When you put something like this together, it's like going out into the West. You clear off a plot of land, you plant some seeds, you build a fire, and you have to create from vision. Jeremiah, our lead character, is trying to find his own voice. And that's exactly what our company of people is trying to do. Through the music, through the story, we are trying to find our voice.


Tonya and Nancy: The Rock Opera

(Elizabeth Searle, Concept, Book, and Lyrics)

What is
Tonya and Nancy?

Tonya and Nancy: the Rock Opera
is based on the infamous knee-whack Olympic skating scandal. It is a rock opera that tries to delve into the emotions of the larger-than-life figures that were involved in that. It's an imagined piece, but we stick very closely to the events, because you know what? We can't improve them in terms of drama. I don't have anyone say or do anything crazier than what they actually said then. It's just all there. We have a lot of sympathy for the two girls and what they went through. They both went through the mill.

Whose journey are we following?

Both. We're following both. Because Tonya is the active character, she gets a lot of the book part of the show. However, the Nancy character has an evolution of her own. She becomes strong through this. If you look at Nancy these days, she's very in control of her life. She's a wife; she's a mother; she skates on her own terms. Some people misunderstand her in lots of ways. We try to clear up a lot of these things about Nancy because she had a lot of strength. Because when it came down to it in that skate-off – which was one of the most watched sporting events ever – Nancy held it together. She skated great. She really did. We try to capture those parts of Nancy. But Tonya is the active character. We have the most incredible Tonya – Tracy McDowell. She was born to play the part. She has these raw feelings, where she sings with a lot of rage to her ex-husband. She's fierce!

Most importantly: Can you compare Tonya's journey to staging a musical in New York City?

Definitely a lot of parallels! NYMF is so supportive and so great, and they make it so possible.
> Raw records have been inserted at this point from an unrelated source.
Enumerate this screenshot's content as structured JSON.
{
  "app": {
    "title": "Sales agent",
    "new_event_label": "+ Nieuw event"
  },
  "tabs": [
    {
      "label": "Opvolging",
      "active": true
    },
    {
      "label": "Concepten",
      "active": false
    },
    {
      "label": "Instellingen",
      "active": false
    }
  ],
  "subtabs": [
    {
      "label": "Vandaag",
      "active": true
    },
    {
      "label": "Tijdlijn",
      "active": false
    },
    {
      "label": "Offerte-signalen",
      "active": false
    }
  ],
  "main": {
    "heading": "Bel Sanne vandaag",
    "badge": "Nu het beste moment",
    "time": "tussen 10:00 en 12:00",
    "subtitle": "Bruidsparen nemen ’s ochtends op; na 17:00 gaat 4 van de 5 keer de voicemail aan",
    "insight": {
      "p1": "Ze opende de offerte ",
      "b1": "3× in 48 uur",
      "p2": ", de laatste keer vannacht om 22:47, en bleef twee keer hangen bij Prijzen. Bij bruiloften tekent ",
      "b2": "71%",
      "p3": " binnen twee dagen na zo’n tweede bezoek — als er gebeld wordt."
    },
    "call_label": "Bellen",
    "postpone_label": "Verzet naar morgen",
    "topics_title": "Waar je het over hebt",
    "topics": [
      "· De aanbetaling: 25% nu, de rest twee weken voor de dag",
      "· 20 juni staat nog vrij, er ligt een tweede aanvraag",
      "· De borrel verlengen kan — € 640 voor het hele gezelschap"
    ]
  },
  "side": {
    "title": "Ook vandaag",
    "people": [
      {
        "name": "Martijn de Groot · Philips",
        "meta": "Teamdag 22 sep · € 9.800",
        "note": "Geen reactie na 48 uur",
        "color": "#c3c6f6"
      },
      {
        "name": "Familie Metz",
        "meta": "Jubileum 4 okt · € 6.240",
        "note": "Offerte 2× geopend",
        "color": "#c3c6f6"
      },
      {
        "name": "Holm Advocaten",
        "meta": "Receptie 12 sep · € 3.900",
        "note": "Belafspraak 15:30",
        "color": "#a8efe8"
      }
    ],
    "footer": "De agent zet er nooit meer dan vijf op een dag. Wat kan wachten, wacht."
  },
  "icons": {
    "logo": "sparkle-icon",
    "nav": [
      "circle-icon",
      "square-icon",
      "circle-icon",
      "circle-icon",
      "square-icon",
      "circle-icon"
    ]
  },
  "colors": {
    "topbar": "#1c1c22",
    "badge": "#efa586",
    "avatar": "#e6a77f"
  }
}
But as anyone knows who has ever done a musical, it's a long, long journey. It's a long, hard road. Tonya Harding worked her heart out to perfect her athletic skills, made it to the Olympics, had many, many setbacks. I think she is in a better place in her life now. The journey of making a musical is very similar: You have to have a ton of discipline and work to create something from nothing. There's a long, long road to it. In a sense this is like the Olympics for us, to get to New York City, the capital of theatre in the world. It's a journey!


Andrew Block is TDF's Manager of off-Off Broadway Services

Top photo: A rehearsal for Claudio Quest

Photo credits: Claudio Quest by Jeremy Daniel. Manuel Versus. the Statue of Liberty by Shira Friedman. Acappella by Sammy Lopez. Tonya and Nancy by Robert Pushkar.

Andrew Block is an Ovation Award-winning director who hails from New Orleans and now works primarily with the vibrant NYC independent theatre community. He also serves as TDF's Manager of Off & Off-Off Broadway Services.